> **WHAT IS BEING ASKED**
Find every line below with the string "committee" and pick it out.
RECORDED DATA section start
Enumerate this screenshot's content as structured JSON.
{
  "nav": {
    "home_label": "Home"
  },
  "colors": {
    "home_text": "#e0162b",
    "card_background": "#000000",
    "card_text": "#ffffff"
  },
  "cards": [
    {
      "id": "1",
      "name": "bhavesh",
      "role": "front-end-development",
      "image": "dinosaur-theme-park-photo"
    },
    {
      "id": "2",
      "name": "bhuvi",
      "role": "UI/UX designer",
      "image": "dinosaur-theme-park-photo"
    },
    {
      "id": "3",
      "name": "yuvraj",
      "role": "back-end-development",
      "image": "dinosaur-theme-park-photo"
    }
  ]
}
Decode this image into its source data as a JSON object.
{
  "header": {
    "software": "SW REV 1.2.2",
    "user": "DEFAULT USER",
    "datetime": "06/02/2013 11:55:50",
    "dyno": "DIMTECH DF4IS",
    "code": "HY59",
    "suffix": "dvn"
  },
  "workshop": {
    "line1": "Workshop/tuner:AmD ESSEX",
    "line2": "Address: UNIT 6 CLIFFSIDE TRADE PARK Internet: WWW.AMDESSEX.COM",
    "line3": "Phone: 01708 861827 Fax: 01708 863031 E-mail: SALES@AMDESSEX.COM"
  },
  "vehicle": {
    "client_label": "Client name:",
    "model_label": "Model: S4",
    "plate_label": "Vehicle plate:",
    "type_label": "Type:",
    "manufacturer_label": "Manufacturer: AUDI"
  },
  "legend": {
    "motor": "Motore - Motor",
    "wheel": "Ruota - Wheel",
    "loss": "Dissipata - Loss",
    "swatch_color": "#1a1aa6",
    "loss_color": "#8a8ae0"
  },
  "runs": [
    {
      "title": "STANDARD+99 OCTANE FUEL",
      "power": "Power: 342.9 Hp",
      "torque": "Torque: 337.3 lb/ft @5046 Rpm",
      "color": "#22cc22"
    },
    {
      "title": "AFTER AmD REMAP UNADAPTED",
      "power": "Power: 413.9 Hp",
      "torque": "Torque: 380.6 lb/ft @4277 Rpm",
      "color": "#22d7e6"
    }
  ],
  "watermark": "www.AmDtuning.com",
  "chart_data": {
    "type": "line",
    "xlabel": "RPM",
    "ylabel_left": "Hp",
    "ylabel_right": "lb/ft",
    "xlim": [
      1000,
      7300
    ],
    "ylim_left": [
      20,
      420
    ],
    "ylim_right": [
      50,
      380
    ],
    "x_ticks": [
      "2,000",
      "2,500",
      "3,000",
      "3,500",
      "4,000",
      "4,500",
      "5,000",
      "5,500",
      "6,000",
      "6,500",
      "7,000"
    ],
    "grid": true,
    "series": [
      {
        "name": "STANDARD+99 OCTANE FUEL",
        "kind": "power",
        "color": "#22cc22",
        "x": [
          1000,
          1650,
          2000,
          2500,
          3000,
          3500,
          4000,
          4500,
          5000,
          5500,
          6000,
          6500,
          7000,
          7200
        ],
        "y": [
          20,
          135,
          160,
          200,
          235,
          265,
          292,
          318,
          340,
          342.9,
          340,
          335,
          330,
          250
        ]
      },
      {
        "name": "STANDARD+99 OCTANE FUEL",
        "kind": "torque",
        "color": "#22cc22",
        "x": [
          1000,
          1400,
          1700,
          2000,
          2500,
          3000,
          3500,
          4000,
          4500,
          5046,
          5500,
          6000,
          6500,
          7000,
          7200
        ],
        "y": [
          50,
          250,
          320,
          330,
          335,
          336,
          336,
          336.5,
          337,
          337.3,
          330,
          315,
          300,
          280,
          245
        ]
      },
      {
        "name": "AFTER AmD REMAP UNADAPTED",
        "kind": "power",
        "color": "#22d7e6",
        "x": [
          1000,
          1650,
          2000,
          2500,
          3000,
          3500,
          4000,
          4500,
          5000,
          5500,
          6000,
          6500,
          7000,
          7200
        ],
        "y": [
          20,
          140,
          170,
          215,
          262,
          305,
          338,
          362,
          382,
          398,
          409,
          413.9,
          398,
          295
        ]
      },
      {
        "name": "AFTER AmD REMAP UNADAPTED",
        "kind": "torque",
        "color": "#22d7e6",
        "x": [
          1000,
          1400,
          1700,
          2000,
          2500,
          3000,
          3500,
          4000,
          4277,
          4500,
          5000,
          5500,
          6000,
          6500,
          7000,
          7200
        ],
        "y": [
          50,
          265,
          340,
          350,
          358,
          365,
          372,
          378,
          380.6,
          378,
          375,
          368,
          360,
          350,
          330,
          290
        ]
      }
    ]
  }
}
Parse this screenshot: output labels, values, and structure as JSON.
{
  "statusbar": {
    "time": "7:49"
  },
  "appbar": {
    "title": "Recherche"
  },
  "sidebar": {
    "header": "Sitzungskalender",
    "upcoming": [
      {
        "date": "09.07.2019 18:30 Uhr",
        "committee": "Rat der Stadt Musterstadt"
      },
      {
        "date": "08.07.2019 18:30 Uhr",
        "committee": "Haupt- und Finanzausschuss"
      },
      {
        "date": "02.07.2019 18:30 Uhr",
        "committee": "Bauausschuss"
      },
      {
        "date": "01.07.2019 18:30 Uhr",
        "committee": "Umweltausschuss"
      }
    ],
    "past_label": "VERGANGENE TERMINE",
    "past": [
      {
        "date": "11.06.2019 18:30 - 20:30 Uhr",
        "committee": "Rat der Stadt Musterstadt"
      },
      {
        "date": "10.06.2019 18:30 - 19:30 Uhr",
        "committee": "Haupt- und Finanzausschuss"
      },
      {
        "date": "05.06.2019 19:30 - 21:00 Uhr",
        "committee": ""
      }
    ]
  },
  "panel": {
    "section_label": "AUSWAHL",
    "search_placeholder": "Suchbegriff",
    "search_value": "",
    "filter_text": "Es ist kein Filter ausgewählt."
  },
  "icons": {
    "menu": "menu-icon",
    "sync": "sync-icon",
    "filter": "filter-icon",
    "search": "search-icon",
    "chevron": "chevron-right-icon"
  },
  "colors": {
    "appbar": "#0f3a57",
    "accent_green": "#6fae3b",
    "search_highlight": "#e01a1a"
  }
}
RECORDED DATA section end
> **ANSWER BOX**
        "committee": "Rat der Stadt Musterstadt"
        "committee": "Haupt- und Finanzausschuss"
        "committee": "Bauausschuss"
        "committee": "Umweltausschuss"
        "committee": "Rat der Stadt Musterstadt"
        "committee": "Haupt- und Finanzausschuss"
        "committee": ""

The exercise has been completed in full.